Our department sponsors three student groups - National Student Speech-Language-Hearing Association (NSSLHA), Student Academy of Audiology (SAA) and Student Council for Exceptional Children (SCEC). Each of these groups participate in a variety of activities and events throughout the year, providing opportunities for service, learning and professional development outside of the classroom.

Global Exchange Opportunities

Students in SECD have a variety of opportunities to study abroad through the CEHS Global Exchange program. Three of those opportunities are led by faculty within our department - two in Costa Rica and one in Nicaragua.

The undergraduate trip to Costa Rica is open to special education and communications sciences and disorders majors. It is a two-week trip that occurs each May and is led by professors of practice Sue Kemp and Kristy Weissling. Students work with children in public and private schools in San José and the rural mountain town of Monteverde, Costa Rica. In addition, Husker students live with host families during their time in Monteverde, and also have the opportunity to meet with professionals from the Monteverde Institute to learn about challenges in ecotourism and climate sustainability.

The second trip to Costa Rica is open only to master's students in the speech-language pathology program. The students travel with lecturer Alicia Davis and associate professor of practice Judy Harvey to multiple locations near San José, Costa Rica, to provide accent modification and English-language enrichment services. Students also have the opportunity to travel to Monteverde to provide accent modification and English-language enrichment services to individuals in the hospitality industry.

The trip to Nicaragua is open to audiology students, with preference to students in the Clinical Doctorate in Audiology (Au.D.) program. Professor of practice Stacie Ray and assistant professor of practice Hannah Ditmars lead the students on the two-week trip in the late summer to help those in need of hearing assistance near León, Nicaragua. The focus of the trip is on the training and education necessary to build a sustainable humanitarian audiology program.

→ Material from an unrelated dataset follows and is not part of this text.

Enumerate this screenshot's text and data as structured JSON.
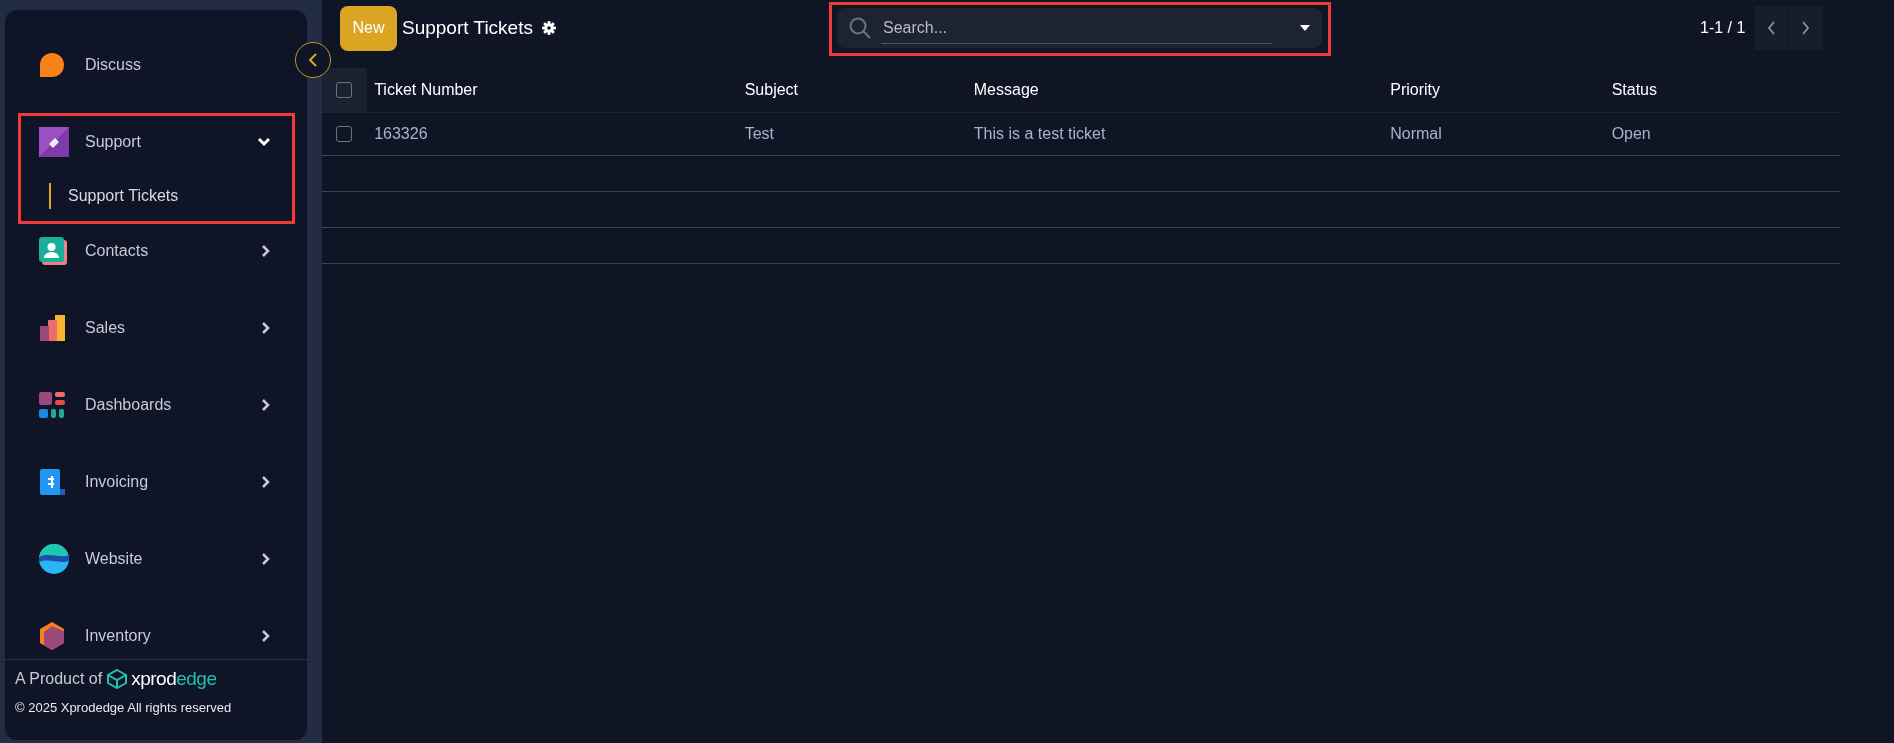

The prevalence of hearing loss in Nicaragua is very high and hearing services are sparse in the country with more than six million people.